“You can kill a man, but you can’t kill an idea.” - Medgar Evers
Thanks to the work of Rep. Bennie Thompson (D-Miss.) and a few other congressman, the home of slain civil rights leader, Medgar Evers, and his wife Myrlie, is now a national monument in Jackson, Mississippi. Formerly known as Medgar Evers House, it is now the Medgar and Myrlie Evers Home National Monument, reports the Charleston Chronicle.
The home, where Medgar was fatally shot in 1963, was built in the first planned middle-class subdivision for African-Americans in Mississippi after World War II.
Medgar, who was a World War II veteran, was famously known for his work as a civil rights leader. In 1954, he became secretary of the Mississippi NAACP where he worked tirelessly to organize voter registration drives and boycotts that pushed for racial equality. On June 12, 1963, he was fatally shot outside of his family residence by a white supremacist who was not convicted of his murder until 1994.
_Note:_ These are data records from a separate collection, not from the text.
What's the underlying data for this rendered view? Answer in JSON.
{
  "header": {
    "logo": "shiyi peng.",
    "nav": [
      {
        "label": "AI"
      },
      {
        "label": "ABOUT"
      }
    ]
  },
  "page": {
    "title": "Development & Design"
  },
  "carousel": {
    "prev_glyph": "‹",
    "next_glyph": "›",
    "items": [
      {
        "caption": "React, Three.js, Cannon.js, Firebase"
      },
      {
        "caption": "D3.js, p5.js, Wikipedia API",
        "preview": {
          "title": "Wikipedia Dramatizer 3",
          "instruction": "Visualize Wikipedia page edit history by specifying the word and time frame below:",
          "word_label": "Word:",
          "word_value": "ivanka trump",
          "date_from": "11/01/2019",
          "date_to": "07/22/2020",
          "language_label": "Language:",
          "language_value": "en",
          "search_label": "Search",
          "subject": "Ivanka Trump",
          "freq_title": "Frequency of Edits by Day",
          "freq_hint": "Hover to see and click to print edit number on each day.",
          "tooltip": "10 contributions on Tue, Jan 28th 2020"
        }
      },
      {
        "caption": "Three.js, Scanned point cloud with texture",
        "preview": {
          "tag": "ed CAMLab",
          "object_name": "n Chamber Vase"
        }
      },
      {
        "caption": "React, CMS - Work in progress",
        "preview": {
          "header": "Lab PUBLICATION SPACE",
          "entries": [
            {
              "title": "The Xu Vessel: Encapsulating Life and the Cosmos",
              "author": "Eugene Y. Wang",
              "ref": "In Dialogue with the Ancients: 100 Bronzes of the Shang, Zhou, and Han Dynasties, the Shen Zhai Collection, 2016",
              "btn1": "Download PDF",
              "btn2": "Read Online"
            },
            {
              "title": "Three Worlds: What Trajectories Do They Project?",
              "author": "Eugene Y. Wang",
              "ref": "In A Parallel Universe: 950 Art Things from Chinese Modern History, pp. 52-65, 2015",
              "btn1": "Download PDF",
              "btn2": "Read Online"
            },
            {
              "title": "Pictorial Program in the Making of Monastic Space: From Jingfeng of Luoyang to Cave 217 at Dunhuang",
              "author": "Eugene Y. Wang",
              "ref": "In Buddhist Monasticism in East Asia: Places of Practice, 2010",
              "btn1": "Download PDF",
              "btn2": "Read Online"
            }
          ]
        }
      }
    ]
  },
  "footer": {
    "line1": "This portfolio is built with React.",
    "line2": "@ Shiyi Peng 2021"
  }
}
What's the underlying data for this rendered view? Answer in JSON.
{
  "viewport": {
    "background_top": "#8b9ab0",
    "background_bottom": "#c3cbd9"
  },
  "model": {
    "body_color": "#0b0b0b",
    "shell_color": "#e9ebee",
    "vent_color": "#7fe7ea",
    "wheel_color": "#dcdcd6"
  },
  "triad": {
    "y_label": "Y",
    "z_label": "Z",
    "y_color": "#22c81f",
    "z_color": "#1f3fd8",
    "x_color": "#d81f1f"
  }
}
His widow, Myrlie, continued the work of her husband as a civil rights leader and journalist who served as chairwoman of the NAACP from 1995 to 1998.
“Medgar and Myrlie Evers are heroes whose contributions to the advancement of civil rights in Mississippi and our nation cannot be overstated,” NBC News reports U.S. Sen. Roger Wicker saying in a statement. He and Mississippi Republican Sen. Cindy Hyde-Smith co-sponsored the proposal.
In 1993, the Evers family donated the three-bedroom home to the HBCU, Tougaloo College, where it was open by appointment for tours. It will now be taken over by the federal government, a move that the college supports, as it prepares to become a national monument.
Ben West of the National Park Service told Mississippi Public Broadcasting that after the president officially signs the proposal, the next steps will be to work with Tougaloo College, the Evers family and local neighbors, as the project could expand to nearby houses as part of the historic district.